  • Epidemiology
  • Microbiology (medical)
  • Infectious Diseases

Cite this

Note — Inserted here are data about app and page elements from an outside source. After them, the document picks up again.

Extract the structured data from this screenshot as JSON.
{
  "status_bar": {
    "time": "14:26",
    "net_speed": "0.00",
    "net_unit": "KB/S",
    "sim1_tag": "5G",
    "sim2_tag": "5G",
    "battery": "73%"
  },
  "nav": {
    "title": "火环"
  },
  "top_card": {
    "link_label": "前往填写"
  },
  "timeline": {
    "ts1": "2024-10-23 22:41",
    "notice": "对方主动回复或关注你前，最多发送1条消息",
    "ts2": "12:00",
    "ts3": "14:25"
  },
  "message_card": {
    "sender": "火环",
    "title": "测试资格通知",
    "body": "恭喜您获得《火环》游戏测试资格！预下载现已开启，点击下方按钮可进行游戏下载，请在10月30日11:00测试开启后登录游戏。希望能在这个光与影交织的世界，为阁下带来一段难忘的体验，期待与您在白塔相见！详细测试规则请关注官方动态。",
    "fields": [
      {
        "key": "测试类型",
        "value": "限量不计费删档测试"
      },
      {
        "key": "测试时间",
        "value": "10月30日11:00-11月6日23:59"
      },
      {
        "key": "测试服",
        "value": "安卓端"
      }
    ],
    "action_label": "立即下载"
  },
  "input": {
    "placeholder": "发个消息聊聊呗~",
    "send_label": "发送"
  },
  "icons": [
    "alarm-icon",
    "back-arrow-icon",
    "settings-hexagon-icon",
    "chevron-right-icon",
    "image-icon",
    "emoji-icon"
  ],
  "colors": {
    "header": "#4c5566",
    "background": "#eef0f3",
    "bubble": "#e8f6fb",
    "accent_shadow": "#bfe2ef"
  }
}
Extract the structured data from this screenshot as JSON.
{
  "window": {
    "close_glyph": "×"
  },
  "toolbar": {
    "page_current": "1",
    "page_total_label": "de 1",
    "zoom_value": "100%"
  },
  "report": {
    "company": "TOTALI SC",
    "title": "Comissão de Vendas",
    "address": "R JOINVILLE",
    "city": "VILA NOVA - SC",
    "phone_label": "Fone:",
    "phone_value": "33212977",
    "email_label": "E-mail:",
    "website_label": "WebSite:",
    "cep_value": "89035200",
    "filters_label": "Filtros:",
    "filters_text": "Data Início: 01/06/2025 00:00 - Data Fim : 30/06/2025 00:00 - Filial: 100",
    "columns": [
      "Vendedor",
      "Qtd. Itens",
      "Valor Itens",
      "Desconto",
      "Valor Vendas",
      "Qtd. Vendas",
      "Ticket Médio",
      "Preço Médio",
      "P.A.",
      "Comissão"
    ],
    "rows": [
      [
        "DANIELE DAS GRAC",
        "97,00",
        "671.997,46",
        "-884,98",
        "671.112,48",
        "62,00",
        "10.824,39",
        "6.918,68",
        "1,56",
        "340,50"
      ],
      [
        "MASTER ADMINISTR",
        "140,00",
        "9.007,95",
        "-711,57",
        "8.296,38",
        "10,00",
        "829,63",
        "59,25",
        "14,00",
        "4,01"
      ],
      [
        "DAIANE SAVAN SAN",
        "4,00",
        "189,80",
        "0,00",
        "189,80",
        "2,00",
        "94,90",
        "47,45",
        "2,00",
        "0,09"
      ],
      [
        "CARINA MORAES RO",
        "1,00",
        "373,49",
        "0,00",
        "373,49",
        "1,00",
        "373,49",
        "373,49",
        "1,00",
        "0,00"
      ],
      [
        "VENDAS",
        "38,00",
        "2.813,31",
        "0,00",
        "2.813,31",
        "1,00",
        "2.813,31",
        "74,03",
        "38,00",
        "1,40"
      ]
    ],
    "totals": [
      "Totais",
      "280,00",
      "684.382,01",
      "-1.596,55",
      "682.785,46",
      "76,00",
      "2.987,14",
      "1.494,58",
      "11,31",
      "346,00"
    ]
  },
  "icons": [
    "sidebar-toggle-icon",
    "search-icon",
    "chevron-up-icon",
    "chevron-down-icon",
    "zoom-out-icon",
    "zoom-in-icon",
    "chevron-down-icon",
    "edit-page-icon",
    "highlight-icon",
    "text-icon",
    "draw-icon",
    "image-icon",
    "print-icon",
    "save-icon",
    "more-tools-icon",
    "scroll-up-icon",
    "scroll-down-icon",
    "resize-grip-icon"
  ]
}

Jones-Engel, L., Engel, G. A., Heidrich, J., Chalise, M., Poudel, N., Viscidi, R., Barry, P. A., Allan, J. S., Grant, R., & Kyes, R. (2006). Temple monkeys and health implications of commensalism, Kathmandu, Nepal. Emerging infectious diseases, 12(6), 900-906. https://doi.org/10.3201/eid1206.060030